night in 2012 as Hurricane Sandy, Halloween, and Life itself bore down upon me.
About the Author makes the
observation that sometimes a writer is more fascinating, and stranger, than
anything they may have written. It’s also about my general preference for innovative
horror as opposed to tropes that have been done to death…or undeath.
The Strange Case of Crazy Joe
Gallo is a Lovecraftian piece that features actual alleged gangland
personalities and events. (Notice I said “alleged,” so no one need track me
down and whack me.) My brother Scott and I have long been intrigued with the
fascinating and charismatic Joe Gallo.
Children of the Dragon is
another Lovecraftian piece, this one set in modern day Viet Nam. I have quite a
love affair with Viet Nam…largely because I have had a number of love affairs
with Vietnamese women. Subsequently, my beautiful daughter Jade is half
Vietnamese. Since my first trip in October of 2004, and to the time of this
writing, I have traveled to Viet Nam eight times. Children of the Dragon incorporates actual places I have visited in
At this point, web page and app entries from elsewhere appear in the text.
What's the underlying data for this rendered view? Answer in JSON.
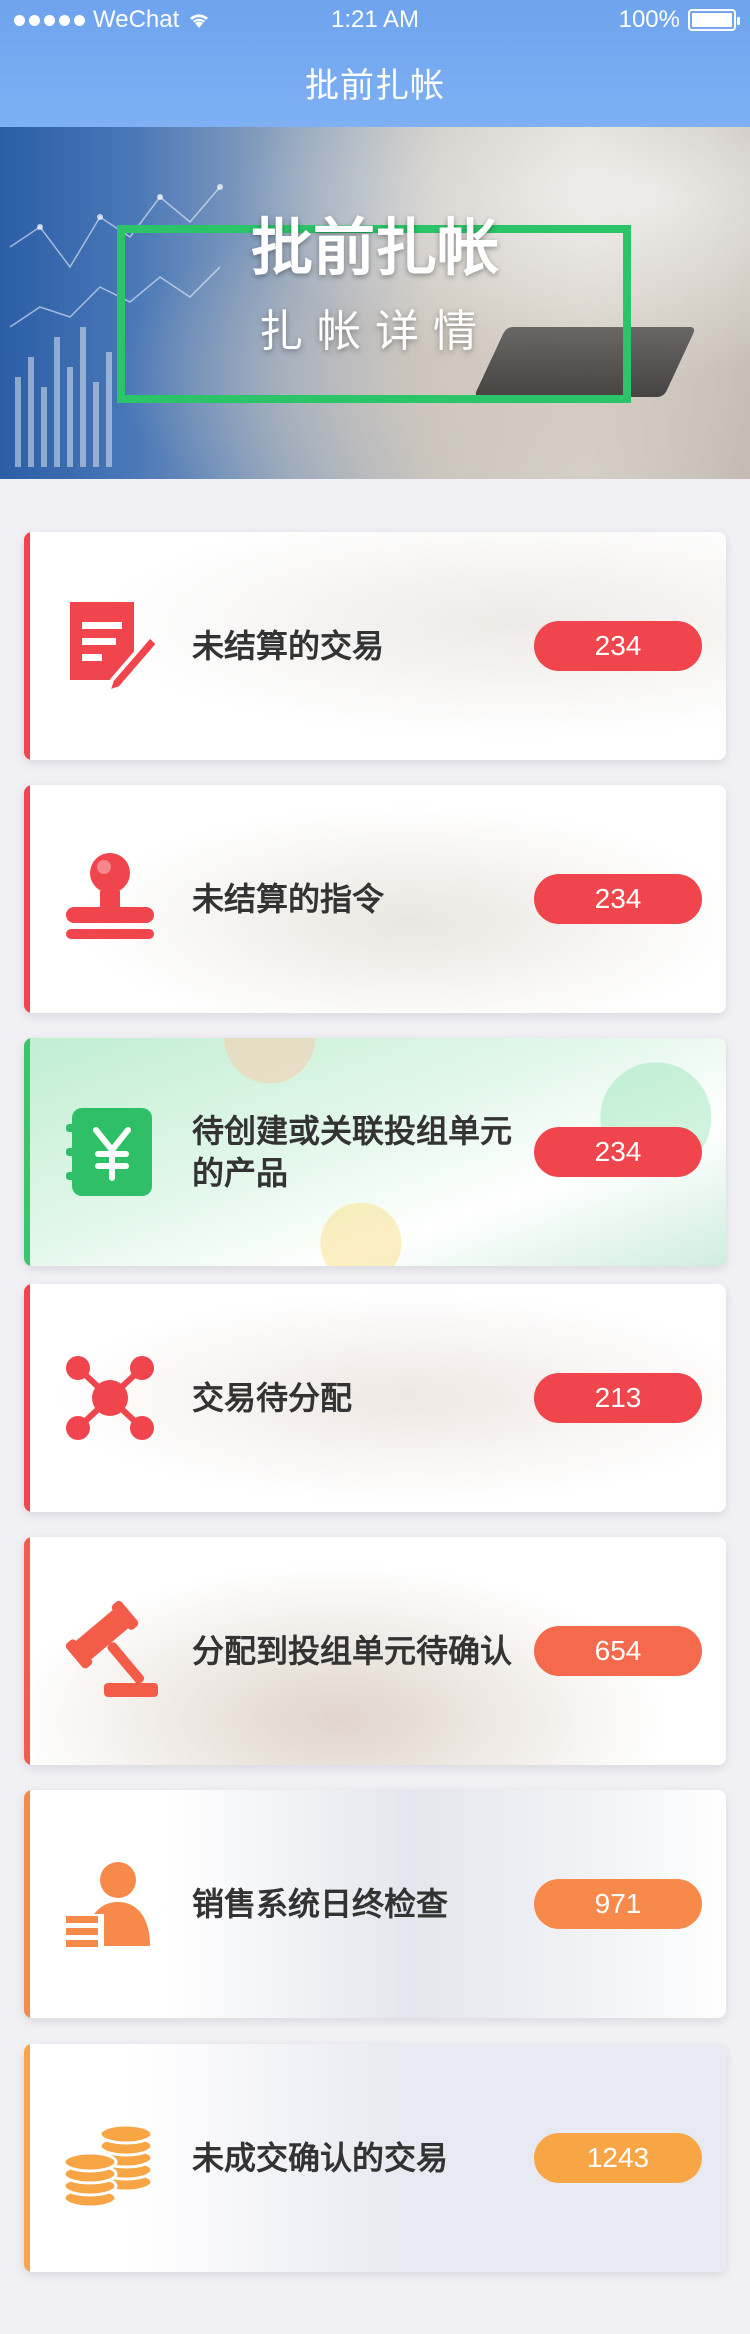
{
  "status_bar": {
    "carrier": "WeChat",
    "time": "1:21 AM",
    "battery": "100%"
  },
  "nav": {
    "title": "批前扎帐"
  },
  "banner": {
    "title": "批前扎帐",
    "subtitle": "扎帐详情"
  },
  "items": [
    {
      "label": "未结算的交易",
      "count": "234",
      "icon": "document-edit-icon",
      "accent": "#f0454d",
      "badge_color": "#f0454d"
    },
    {
      "label": "未结算的指令",
      "count": "234",
      "icon": "stamp-icon",
      "accent": "#f0454d",
      "badge_color": "#f0454d"
    },
    {
      "label": "待创建或关联投组单元的产品",
      "count": "234",
      "icon": "money-book-icon",
      "accent": "#3cc36d",
      "badge_color": "#f0454d"
    },
    {
      "label": "交易待分配",
      "count": "213",
      "icon": "network-nodes-icon",
      "accent": "#f0454d",
      "badge_color": "#f0454d"
    },
    {
      "label": "分配到投组单元待确认",
      "count": "654",
      "icon": "gavel-icon",
      "accent": "#f45c4a",
      "badge_color": "#f5694c"
    },
    {
      "label": "销售系统日终检查",
      "count": "971",
      "icon": "user-card-icon",
      "accent": "#f78a4a",
      "badge_color": "#f78a4a"
    },
    {
      "label": "未成交确认的交易",
      "count": "1243",
      "icon": "coin-stack-icon",
      "accent": "#f8a645",
      "badge_color": "#f8a645"
    }
  ]
}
that country, which is not nearly as ominous (these days, at least) as I
portray it here — but it often serves a dramatic purpose to set a character
down in an unfamiliar environment in which, a fish out of water, he can become
thoroughly disoriented. Ah, the deliciously disorienting Orient!
Viet Nam also has its influence in The
Sea of Flesh, in that a number of its characters are Vietnamese, but this story
takes place in another of my favorite locales: Salem, Massachusetts. This long
novella (or short novel?) was written for a book called The Sea of Flesh and Ash, which was long delayed with its original
publisher and therefore withdrawn from them, finally released by another publisher
to a very limited readership. The premise of The Sea of Flesh and Ash was that my brother Scott Thomas and I
would both write a novella based on the same beautiful piece of artwork by
Travis Anthony Soumis, which would serve as our cover. Thus, I wrote my dark
fantasy The Sea of Flesh, and Scott
wrote The Sea of Ash…a brilliant
work that I hope he will feature in some future collection of his own. It
deserves much greater exposure.
The title of this book, Worship
the Night, was inspired by a kind of loose theme at work in these stories:
the notion of deities, hereafters, or otherwheres beyond the mortal plane. As I
say, The Lost Family involves angels
and demons, if not quite in the traditional sense, while Counterclockwise offers a glimpse into an alien belief system. The Holy Bowl invokes the aforementioned
Flying Spaghetti Monster — as convincing a deity as this world has to offer, and
much tastier than most. The title of In
Limbo evokes the dismal way station said to lie between the two more definitive
afterlives, and hence — literally or metaphorically — between damnation and salvation.
Similarly, the protagonist of About the Author believes she has torn
through a barrier between this world and the netherworld. If your spiritual
calling leans less toward Judeo-Christian conceptions and more toward the eldritch,
you might want to become an acolyte of the Cthulhu Mythos, as addressed in The Strange Case of Crazy Joe Gallo and Children of the Dragon. Finally, the
main characters of The Sea of Flesh interact
with a mystical alternate realm.
With a theme of this nature, one might well wonder what the author’s
position on religion could be.
Okay, that probably isn’t fair. Better to say, then, that I despise
religion. That is, religion as practiced by those who wish for eternal torture to
be inflicted on others for not sharing their particular brand of superstition.
Which isn’t to say that I don’t necessarily believe in mysterious forces at
work in the universe. My personal jury is still out on that one. I am in awe of
the unknown, with a capital “Un,” and I hope that sense of wonder translates
into some of these tales. But in regard to my disgust, I’m not talking about spiritual
matters…I’m talking about physical matter, matter shaped into the things we
call people, human effing beings, who can be credited with other such hateful inventions
as guns and money. Perhaps money will be the theme of my next collection. God
– such as He, She or It might be — forbid.
With our introduction and sub-introductions behind us, let us now allow these
stories to speak for themselves…
– Jeffrey Thomas